Night eating syndrome and sleep eating disorder are two sleep disorders that can result in major weight gain, depression and other health-related issues. They both involve eating excessively during nighttime hours.
Night Eating Syndrome
Two types of nocturnal eating disorder exist. Night eating syndrome occurs when a person is partially or fully awake and feels an overwhelming compulsion to eat at night. Night eating syndrome is characterized by lack of appetite in the morning and uncontrolled eating at night.
Night eating syndrome has elements of both sleep and eating disorders. About 1 percent of the population suffers from night eating syndrome, according to the “American Journal of Psychiatry” (2007), though it is more common in people who are overweight or obese â€” up to 16 percent of people participating in weight loss programs and 43 percent of candidates to bariatric surgery may suffer from the disorder.
Sleep Eating Disorder
Sleep eating disorder (also called nocturnal sleep-related eating disorder) differs from night eating syndrome. A person affected by sleep eating disorder eats large quantities of food or non-food items while asleep. Up to 80 percent of sleep eating disorder sufferers are women, according to the American Academy of Sleep Medicine (2005).
A person with sleep eating disorder usually doesn’t remember eating during the night but finds evidence of eating the next morning, including missing food, dirty dishes and a complete lack of hunger. People with this disorder may eat unusual combinations of foods or ingest toxic substances. Because the person is not awake, sleep eating can also lead to falls, choking and other injuries.
Nocturnal Eating Treatment
Nocturnal eating can be treated, but the first step is to get an accurate diagnosis. It is important to rule out other triggers for nighttime eating, such as hypoglycemia (low blood sugar), substance abuse, medications or mental health conditions.
Healthy lifestyle changes may help reduce nocturnal eating symptoms. Here are a few tips for improved sleep hygiene:
- Avoid caffeine in the evening.
- Avoid sleeping pills unless under a doctor’s supervision.
- Consider taking stress-reduction classes or going to therapy to help deal with the stressors that may be affecting sleep and eating habits.

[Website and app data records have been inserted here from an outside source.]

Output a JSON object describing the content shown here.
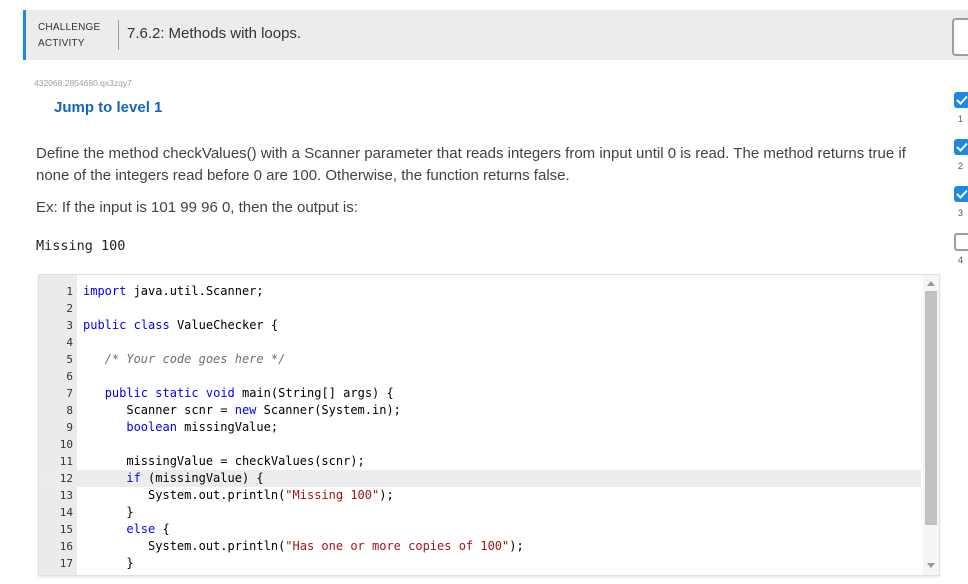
{
  "header": {
    "label_line1": "CHALLENGE",
    "label_line2": "ACTIVITY",
    "title_number": "7.6.2:",
    "title_text": "Methods with loops."
  },
  "activity_code": "432068.2854680.qx3zqy7",
  "jump_link": "Jump to level 1",
  "instructions": {
    "paragraph": "Define the method checkValues() with a Scanner parameter that reads integers from input until 0 is read. The method returns true if none of the integers read before 0 are 100. Otherwise, the function returns false.",
    "example": "Ex: If the input is 101 99 96 0, then the output is:",
    "expected_output": "Missing 100"
  },
  "editor": {
    "active_line": 12,
    "lines": [
      {
        "n": "1",
        "text": "import java.util.Scanner;"
      },
      {
        "n": "2",
        "text": ""
      },
      {
        "n": "3",
        "text": "public class ValueChecker {"
      },
      {
        "n": "4",
        "text": ""
      },
      {
        "n": "5",
        "text": "   /* Your code goes here */"
      },
      {
        "n": "6",
        "text": ""
      },
      {
        "n": "7",
        "text": "   public static void main(String[] args) {"
      },
      {
        "n": "8",
        "text": "      Scanner scnr = new Scanner(System.in);"
      },
      {
        "n": "9",
        "text": "      boolean missingValue;"
      },
      {
        "n": "10",
        "text": ""
      },
      {
        "n": "11",
        "text": "      missingValue = checkValues(scnr);"
      },
      {
        "n": "12",
        "text": "      if (missingValue) {"
      },
      {
        "n": "13",
        "text": "         System.out.println(\"Missing 100\");"
      },
      {
        "n": "14",
        "text": "      }"
      },
      {
        "n": "15",
        "text": "      else {"
      },
      {
        "n": "16",
        "text": "         System.out.println(\"Has one or more copies of 100\");"
      },
      {
        "n": "17",
        "text": "      }"
      }
    ]
  },
  "levels": [
    {
      "num": "1",
      "status": "done"
    },
    {
      "num": "2",
      "status": "done"
    },
    {
      "num": "3",
      "status": "done"
    },
    {
      "num": "4",
      "status": "open"
    }
  ],
  "colors": {
    "accent": "#1e88e5",
    "link": "#1565c0",
    "keyword": "#0000ff",
    "string": "#a31515"
  }
}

- Get some form of exercise every day. Exercise can improve quality of sleep. Just be sure to do any vigorous exercise earlier in the day.

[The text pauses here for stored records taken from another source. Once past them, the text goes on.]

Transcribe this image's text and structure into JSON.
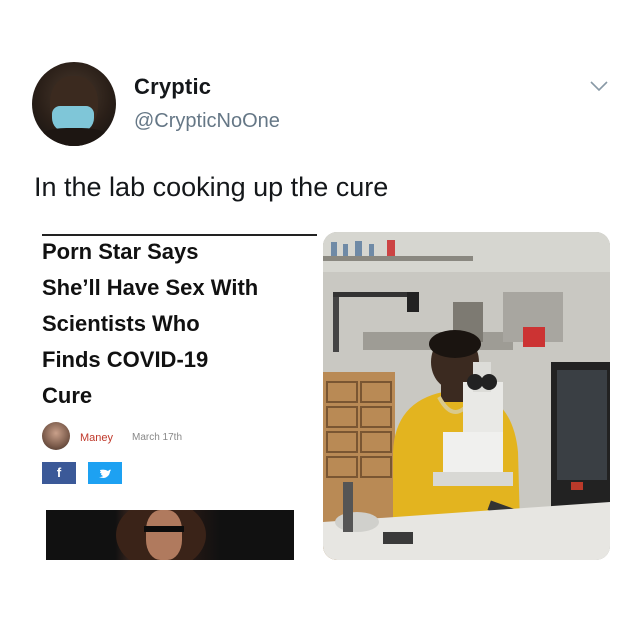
{
  "tweet": {
    "display_name": "Cryptic",
    "handle": "@CrypticNoOne",
    "text": "In the lab cooking up the cure"
  },
  "article": {
    "headline": "Porn Star Says\nShe’ll Have Sex With\nScientists Who\nFinds COVID-19\nCure",
    "author": "Maney",
    "date": "March 17th",
    "facebook_label": "f",
    "facebook_color": "#3b5998",
    "twitter_color": "#1da1f2"
  },
  "icons": {
    "menu": "chevron-down-icon",
    "facebook": "facebook-icon",
    "twitter": "twitter-icon"
  }
}
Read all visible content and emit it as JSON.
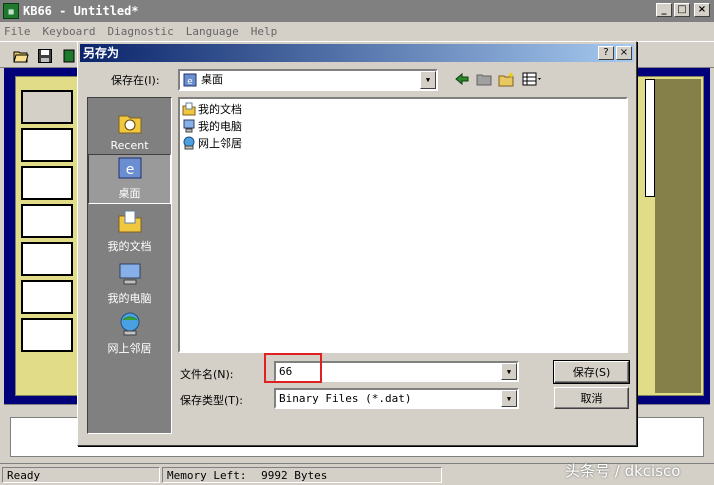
{
  "app": {
    "title": "KB66 - Untitled*",
    "icon": "app-icon",
    "window_controls": [
      "minimize",
      "maximize",
      "close"
    ]
  },
  "menu": [
    "File",
    "Keyboard",
    "Diagnostic",
    "Language",
    "Help"
  ],
  "toolbar": {
    "buttons": [
      "open-folder-icon",
      "save-disk-icon",
      "tool-icon"
    ]
  },
  "status": {
    "ready": "Ready",
    "memory_label": "Memory Left:",
    "memory_value": "9992 Bytes"
  },
  "dialog": {
    "title": "另存为",
    "save_in_label": "保存在(I):",
    "save_in_value": "桌面",
    "toolbar_icons": [
      "back-arrow-icon",
      "up-folder-icon",
      "new-folder-icon",
      "view-menu-icon"
    ],
    "places": [
      {
        "label": "Recent",
        "icon": "recent-folder-icon"
      },
      {
        "label": "桌面",
        "icon": "desktop-icon"
      },
      {
        "label": "我的文档",
        "icon": "my-documents-icon"
      },
      {
        "label": "我的电脑",
        "icon": "my-computer-icon"
      },
      {
        "label": "网上邻居",
        "icon": "network-places-icon"
      }
    ],
    "files": [
      {
        "label": "我的文档",
        "icon": "documents-icon"
      },
      {
        "label": "我的电脑",
        "icon": "computer-icon"
      },
      {
        "label": "网上邻居",
        "icon": "network-icon"
      }
    ],
    "filename_label": "文件名(N):",
    "filename_value": "66",
    "filetype_label": "保存类型(T):",
    "filetype_value": "Binary Files (*.dat)",
    "save_button": "保存(S)",
    "cancel_button": "取消",
    "help_button": "?",
    "close_button": "×"
  },
  "watermark": "头条号 / dkcisco",
  "colors": {
    "workspace_blue": "#00007a",
    "panel_yellow": "#e0dc88",
    "title_gradient_start": "#0a246a",
    "highlight_red": "#e02020"
  }
}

- Limit alcohol consumption.
- Quit smoking. Nicotine is a stimulant and can disrupt sleep.
Chronic daytime sleepiness, unexplained weight gain, fatigue or anxiety should be reported to a doctor. Diagnostic tests can show whether such symptoms result from insomnia or another sleep-related disorder such as nocturnal eating. Medications may help control the symptoms of nocturnal eating.
Taking Necessary Precautions
Some people who experience nocturnal eating disorders enlist the help of family members to prevent excessive nighttime eating. They have family or friends lock areas where food is stored, including cupboards and refrigerators, and then have them hide the keys. Disconnecting the stove or installing an alarm system to the stove is another way to prevent night eating and the possibility of serious accidents.
American Academy of Sleep Medicine. (2005). Eating disorder. Retrieved September 17, 2010 from http://www.sleepeducation.com/Disorder.aspx?id=35.
Eating Disorders Online. (2010). Night eating. Retrieved September 15, 2010, from http://www.eatingdisordersonline.com/explain/nighteating.php.
Golbin, A. (n.d.). Nocturnal eating syndrome: A dramatic parasomnia. Retrieved on January 15, 2007 from http://www.talkaboutsleep.com/sleep-disorders/archives/parasomnias_nocturnal.htm.
Stunkard, A., Allison, K, and Lundgren, L. (2007). Issues for DSM-V: Night eating syndrome. Retrieved September 17, 2010 from http://ajp.psychiatryonline.org/cgi/content/full/165/4/424.
Talk About Sleep. (2010). Sleep eating. Retrieved August 10, 2010, from http://www.talkaboutsleep.com/sleep-disorders/archives/parasomnias_sleepeating.htm.